#### EXERCISE INSTRUCTIONS:
Repeat the listing below exactly. Pictures do not belong in the copy.

#### INFORMATION PROVIDED:
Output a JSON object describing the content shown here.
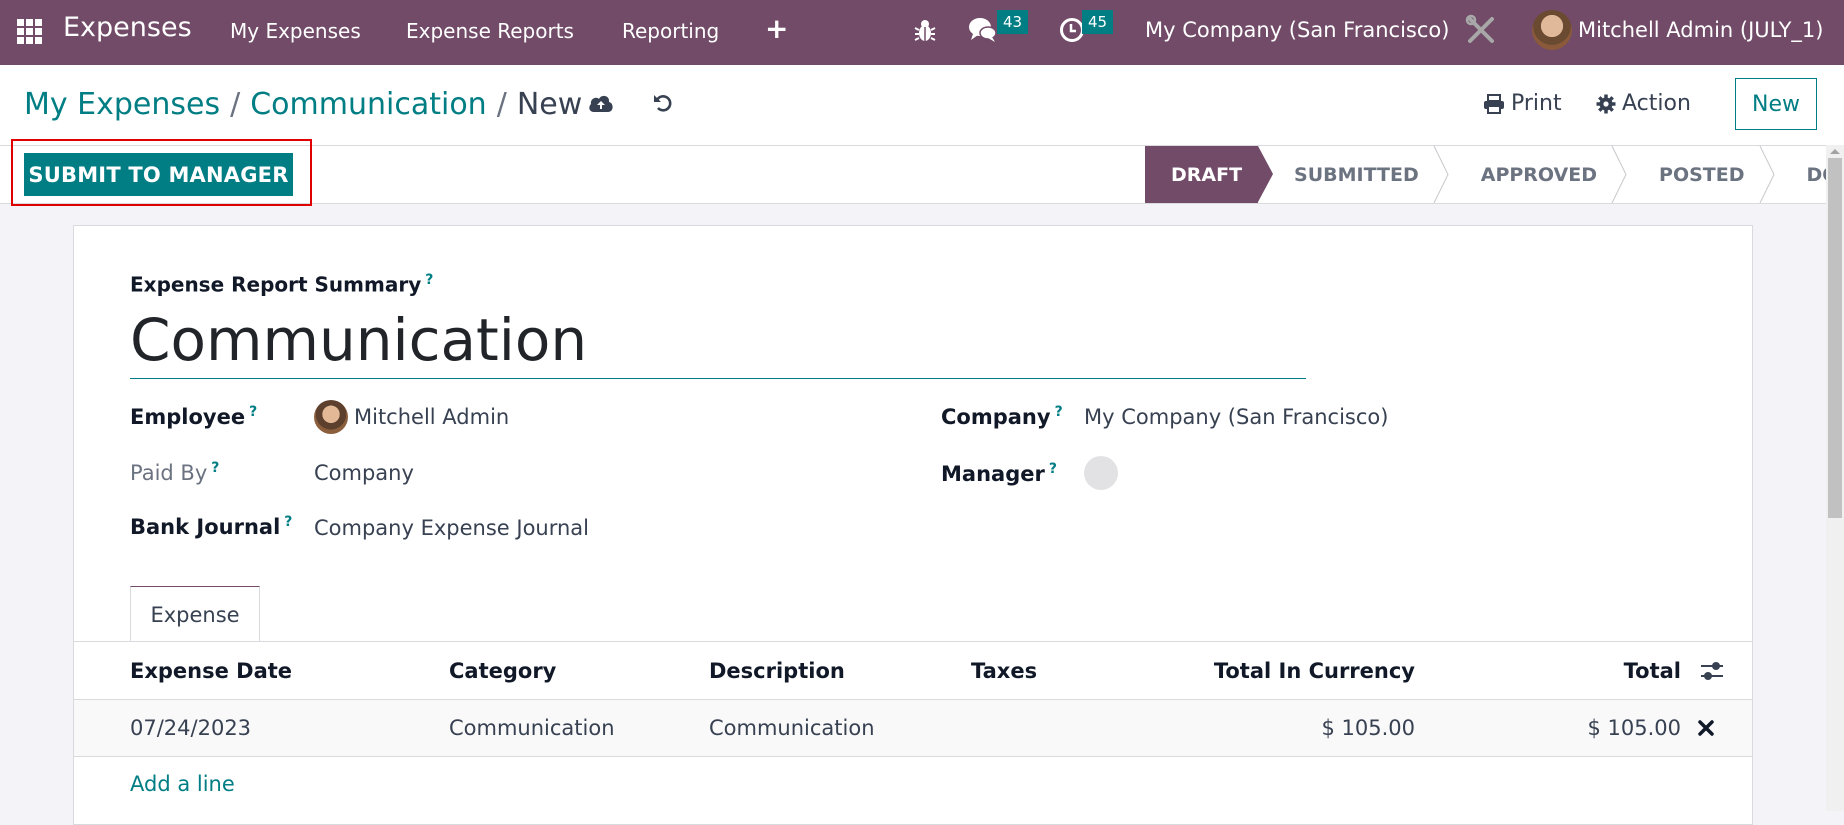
{
  "navbar": {
    "app_name": "Expenses",
    "menu": [
      "My Expenses",
      "Expense Reports",
      "Reporting"
    ],
    "messages_count": "43",
    "activities_count": "45",
    "company": "My Company (San Francisco)",
    "user": "Mitchell Admin (JULY_1)"
  },
  "breadcrumb": {
    "items": [
      "My Expenses",
      "Communication"
    ],
    "current": "New",
    "separator": "/"
  },
  "actions": {
    "print": "Print",
    "action": "Action",
    "new": "New"
  },
  "statusbar": {
    "submit_label": "SUBMIT TO MANAGER",
    "stages": [
      "DRAFT",
      "SUBMITTED",
      "APPROVED",
      "POSTED",
      "DONE"
    ],
    "active_stage": "DRAFT"
  },
  "form": {
    "summary_label": "Expense Report Summary",
    "title": "Communication",
    "help_mark": "?",
    "fields": {
      "employee": {
        "label": "Employee",
        "value": "Mitchell Admin"
      },
      "paid_by": {
        "label": "Paid By",
        "value": "Company"
      },
      "bank_journal": {
        "label": "Bank Journal",
        "value": "Company Expense Journal"
      },
      "company": {
        "label": "Company",
        "value": "My Company (San Francisco)"
      },
      "manager": {
        "label": "Manager",
        "value": ""
      }
    },
    "tabs": [
      "Expense"
    ],
    "table": {
      "columns": [
        "Expense Date",
        "Category",
        "Description",
        "Taxes",
        "Total In Currency",
        "Total"
      ],
      "rows": [
        {
          "date": "07/24/2023",
          "category": "Communication",
          "description": "Communication",
          "taxes": "",
          "total_currency": "$ 105.00",
          "total": "$ 105.00"
        }
      ],
      "add_line": "Add a line"
    }
  },
  "colors": {
    "brand": "#714b67",
    "accent": "#017e84",
    "highlight": "#e00000"
  }
}
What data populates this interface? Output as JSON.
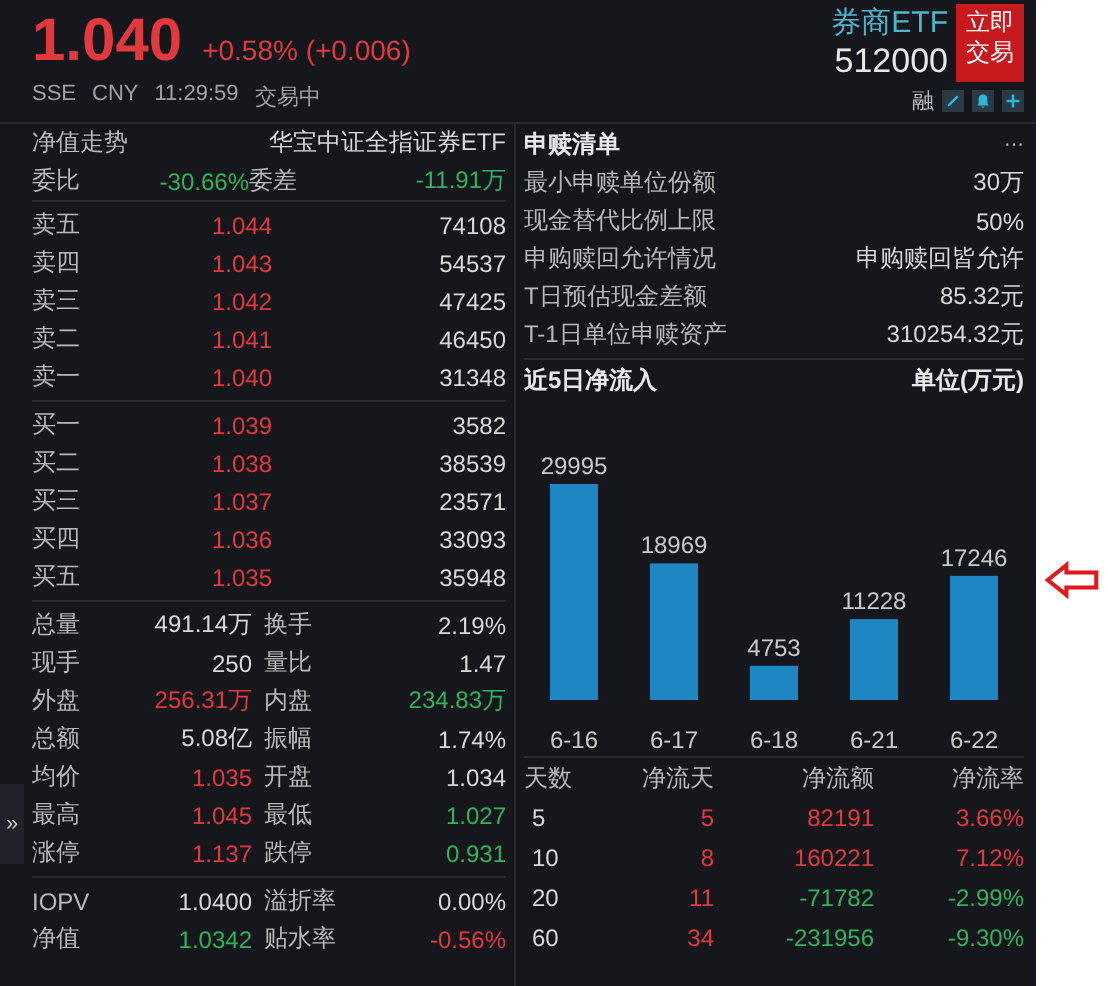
{
  "header": {
    "price": "1.040",
    "change": "+0.58% (+0.006)",
    "color": "#e2393f",
    "name": "券商ETF",
    "code": "512000",
    "trade_button": [
      "立即",
      "交易"
    ],
    "meta": [
      "SSE",
      "CNY",
      "11:29:59",
      "交易中"
    ],
    "margin_label": "融"
  },
  "quote": {
    "title": "净值走势",
    "fund_name": "华宝中证全指证券ETF",
    "ratio": [
      {
        "label": "委比",
        "value": "-30.66%",
        "color": "#2fb35b"
      },
      {
        "label": "委差",
        "value": "-11.91万",
        "color": "#2fb35b"
      }
    ],
    "asks": [
      {
        "label": "卖五",
        "price": "1.044",
        "volume": "74108"
      },
      {
        "label": "卖四",
        "price": "1.043",
        "volume": "54537"
      },
      {
        "label": "卖三",
        "price": "1.042",
        "volume": "47425"
      },
      {
        "label": "卖二",
        "price": "1.041",
        "volume": "46450"
      },
      {
        "label": "卖一",
        "price": "1.040",
        "volume": "31348"
      }
    ],
    "bids": [
      {
        "label": "买一",
        "price": "1.039",
        "volume": "3582"
      },
      {
        "label": "买二",
        "price": "1.038",
        "volume": "38539"
      },
      {
        "label": "买三",
        "price": "1.037",
        "volume": "23571"
      },
      {
        "label": "买四",
        "price": "1.036",
        "volume": "33093"
      },
      {
        "label": "买五",
        "price": "1.035",
        "volume": "35948"
      }
    ],
    "stats": [
      [
        {
          "label": "总量",
          "value": "491.14万",
          "color": "#d8d8d8"
        },
        {
          "label": "换手",
          "value": "2.19%",
          "color": "#d8d8d8"
        }
      ],
      [
        {
          "label": "现手",
          "value": "250",
          "color": "#d8d8d8"
        },
        {
          "label": "量比",
          "value": "1.47",
          "color": "#d8d8d8"
        }
      ],
      [
        {
          "label": "外盘",
          "value": "256.31万",
          "color": "#e2393f"
        },
        {
          "label": "内盘",
          "value": "234.83万",
          "color": "#2fb35b"
        }
      ],
      [
        {
          "label": "总额",
          "value": "5.08亿",
          "color": "#d8d8d8"
        },
        {
          "label": "振幅",
          "value": "1.74%",
          "color": "#d8d8d8"
        }
      ],
      [
        {
          "label": "均价",
          "value": "1.035",
          "color": "#e2393f"
        },
        {
          "label": "开盘",
          "value": "1.034",
          "color": "#d8d8d8"
        }
      ],
      [
        {
          "label": "最高",
          "value": "1.045",
          "color": "#e2393f"
        },
        {
          "label": "最低",
          "value": "1.027",
          "color": "#2fb35b"
        }
      ],
      [
        {
          "label": "涨停",
          "value": "1.137",
          "color": "#e2393f"
        },
        {
          "label": "跌停",
          "value": "0.931",
          "color": "#2fb35b"
        }
      ]
    ],
    "iopv": [
      [
        {
          "label": "IOPV",
          "value": "1.0400",
          "color": "#d8d8d8"
        },
        {
          "label": "溢折率",
          "value": "0.00%",
          "color": "#d8d8d8"
        }
      ],
      [
        {
          "label": "净值",
          "value": "1.0342",
          "color": "#2fb35b"
        },
        {
          "label": "贴水率",
          "value": "-0.56%",
          "color": "#e2393f"
        }
      ]
    ]
  },
  "side_toggle": "»",
  "subscription": {
    "title": "申赎清单",
    "more": "···",
    "items": [
      {
        "label": "最小申赎单位份额",
        "value": "30万"
      },
      {
        "label": "现金替代比例上限",
        "value": "50%"
      },
      {
        "label": "申购赎回允许情况",
        "value": "申购赎回皆允许"
      },
      {
        "label": "T日预估现金差额",
        "value": "85.32元"
      },
      {
        "label": "T-1日单位申赎资产",
        "value": "310254.32元"
      }
    ]
  },
  "net_inflow": {
    "title": "近5日净流入",
    "unit": "单位(万元)",
    "chart_data": {
      "type": "bar",
      "categories": [
        "6-16",
        "6-17",
        "6-18",
        "6-21",
        "6-22"
      ],
      "values": [
        29995,
        18969,
        4753,
        11228,
        17246
      ],
      "data_labels": true
    },
    "columns": [
      "天数",
      "净流天",
      "净流额",
      "净流率"
    ],
    "rows": [
      {
        "days": "5",
        "net_days": "5",
        "amount": "82191",
        "rate": "3.66%",
        "color": "#e2393f"
      },
      {
        "days": "10",
        "net_days": "8",
        "amount": "160221",
        "rate": "7.12%",
        "color": "#e2393f"
      },
      {
        "days": "20",
        "net_days": "11",
        "amount": "-71782",
        "rate": "-2.99%",
        "color": "#2fb35b"
      },
      {
        "days": "60",
        "net_days": "34",
        "amount": "-231956",
        "rate": "-9.30%",
        "color": "#2fb35b"
      }
    ]
  }
}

#### ANSWER SPACE:
Output a JSON object describing the content shown here.
{
  "navbar": {
    "app_name": "Expenses",
    "menu": [
      "My Expenses",
      "Expense Reports",
      "Reporting"
    ],
    "messages_count": "43",
    "activities_count": "45",
    "company": "My Company (San Francisco)",
    "user": "Mitchell Admin (JULY_1)"
  },
  "breadcrumb": {
    "items": [
      "My Expenses",
      "Communication"
    ],
    "current": "New",
    "separator": "/"
  },
  "actions": {
    "print": "Print",
    "action": "Action",
    "new": "New"
  },
  "statusbar": {
    "submit_label": "SUBMIT TO MANAGER",
    "stages": [
      "DRAFT",
      "SUBMITTED",
      "APPROVED",
      "POSTED",
      "DONE"
    ],
    "active_stage": "DRAFT"
  },
  "form": {
    "summary_label": "Expense Report Summary",
    "title": "Communication",
    "help_mark": "?",
    "fields": {
      "employee": {
        "label": "Employee",
        "value": "Mitchell Admin"
      },
      "paid_by": {
        "label": "Paid By",
        "value": "Company"
      },
      "bank_journal": {
        "label": "Bank Journal",
        "value": "Company Expense Journal"
      },
      "company": {
        "label": "Company",
        "value": "My Company (San Francisco)"
      },
      "manager": {
        "label": "Manager",
        "value": ""
      }
    },
    "tabs": [
      "Expense"
    ],
    "table": {
      "columns": [
        "Expense Date",
        "Category",
        "Description",
        "Taxes",
        "Total In Currency",
        "Total"
      ],
      "rows": [
        {
          "date": "07/24/2023",
          "category": "Communication",
          "description": "Communication",
          "taxes": "",
          "total_currency": "$ 105.00",
          "total": "$ 105.00"
        }
      ],
      "add_line": "Add a line"
    }
  },
  "colors": {
    "brand": "#714b67",
    "accent": "#017e84",
    "highlight": "#e00000"
  }
}
What data populates this interface? Output as JSON.
{
  "header": {
    "price": "1.040",
    "change": "+0.58% (+0.006)",
    "color": "#e2393f",
    "name": "券商ETF",
    "code": "512000",
    "trade_button": [
      "立即",
      "交易"
    ],
    "meta": [
      "SSE",
      "CNY",
      "11:29:59",
      "交易中"
    ],
    "margin_label": "融"
  },
  "quote": {
    "title": "净值走势",
    "fund_name": "华宝中证全指证券ETF",
    "ratio": [
      {
        "label": "委比",
        "value": "-30.66%",
        "color": "#2fb35b"
      },
      {
        "label": "委差",
        "value": "-11.91万",
        "color": "#2fb35b"
      }
    ],
    "asks": [
      {
        "label": "卖五",
        "price": "1.044",
        "volume": "74108"
      },
      {
        "label": "卖四",
        "price": "1.043",
        "volume": "54537"
      },
      {
        "label": "卖三",
        "price": "1.042",
        "volume": "47425"
      },
      {
        "label": "卖二",
        "price": "1.041",
        "volume": "46450"
      },
      {
        "label": "卖一",
        "price": "1.040",
        "volume": "31348"
      }
    ],
    "bids": [
      {
        "label": "买一",
        "price": "1.039",
        "volume": "3582"
      },
      {
        "label": "买二",
        "price": "1.038",
        "volume": "38539"
      },
      {
        "label": "买三",
        "price": "1.037",
        "volume": "23571"
      },
      {
        "label": "买四",
        "price": "1.036",
        "volume": "33093"
      },
      {
        "label": "买五",
        "price": "1.035",
        "volume": "35948"
      }
    ],
    "stats": [
      [
        {
          "label": "总量",
          "value": "491.14万",
          "color": "#d8d8d8"
        },
        {
          "label": "换手",
          "value": "2.19%",
          "color": "#d8d8d8"
        }
      ],
      [
        {
          "label": "现手",
          "value": "250",
          "color": "#d8d8d8"
        },
        {
          "label": "量比",
          "value": "1.47",
          "color": "#d8d8d8"
        }
      ],
      [
        {
          "label": "外盘",
          "value": "256.31万",
          "color": "#e2393f"
        },
        {
          "label": "内盘",
          "value": "234.83万",
          "color": "#2fb35b"
        }
      ],
      [
        {
          "label": "总额",
          "value": "5.08亿",
          "color": "#d8d8d8"
        },
        {
          "label": "振幅",
          "value": "1.74%",
          "color": "#d8d8d8"
        }
      ],
      [
        {
          "label": "均价",
          "value": "1.035",
          "color": "#e2393f"
        },
        {
          "label": "开盘",
          "value": "1.034",
          "color": "#d8d8d8"
        }
      ],
      [
        {
          "label": "最高",
          "value": "1.045",
          "color": "#e2393f"
        },
        {
          "label": "最低",
          "value": "1.027",
          "color": "#2fb35b"
        }
      ],
      [
        {
          "label": "涨停",
          "value": "1.137",
          "color": "#e2393f"
        },
        {
          "label": "跌停",
          "value": "0.931",
          "color": "#2fb35b"
        }
      ]
    ],
    "iopv": [
      [
        {
          "label": "IOPV",
          "value": "1.0400",
          "color": "#d8d8d8"
        },
        {
          "label": "溢折率",
          "value": "0.00%",
          "color": "#d8d8d8"
        }
      ],
      [
        {
          "label": "净值",
          "value": "1.0342",
          "color": "#2fb35b"
        },
        {
          "label": "贴水率",
          "value": "-0.56%",
          "color": "#e2393f"
        }
      ]
    ]
  },
  "side_toggle": "»",
  "subscription": {
    "title": "申赎清单",
    "more": "···",
    "items": [
      {
        "label": "最小申赎单位份额",
        "value": "30万"
      },
      {
        "label": "现金替代比例上限",
        "value": "50%"
      },
      {
        "label": "申购赎回允许情况",
        "value": "申购赎回皆允许"
      },
      {
        "label": "T日预估现金差额",
        "value": "85.32元"
      },
      {
        "label": "T-1日单位申赎资产",
        "value": "310254.32元"
      }
    ]
  },
  "net_inflow": {
    "title": "近5日净流入",
    "unit": "单位(万元)",
    "chart_data": {
      "type": "bar",
      "categories": [
        "6-16",
        "6-17",
        "6-18",
        "6-21",
        "6-22"
      ],
      "values": [
        29995,
        18969,
        4753,
        11228,
        17246
      ],
      "data_labels": true
    },
    "columns": [
      "天数",
      "净流天",
      "净流额",
      "净流率"
    ],
    "rows": [
      {
        "days": "5",
        "net_days": "5",
        "amount": "82191",
        "rate": "3.66%",
        "color": "#e2393f"
      },
      {
        "days": "10",
        "net_days": "8",
        "amount": "160221",
        "rate": "7.12%",
        "color": "#e2393f"
      },
      {
        "days": "20",
        "net_days": "11",
        "amount": "-71782",
        "rate": "-2.99%",
        "color": "#2fb35b"
      },
      {
        "days": "60",
        "net_days": "34",
        "amount": "-231956",
        "rate": "-9.30%",
        "color": "#2fb35b"
      }
    ]
  }
}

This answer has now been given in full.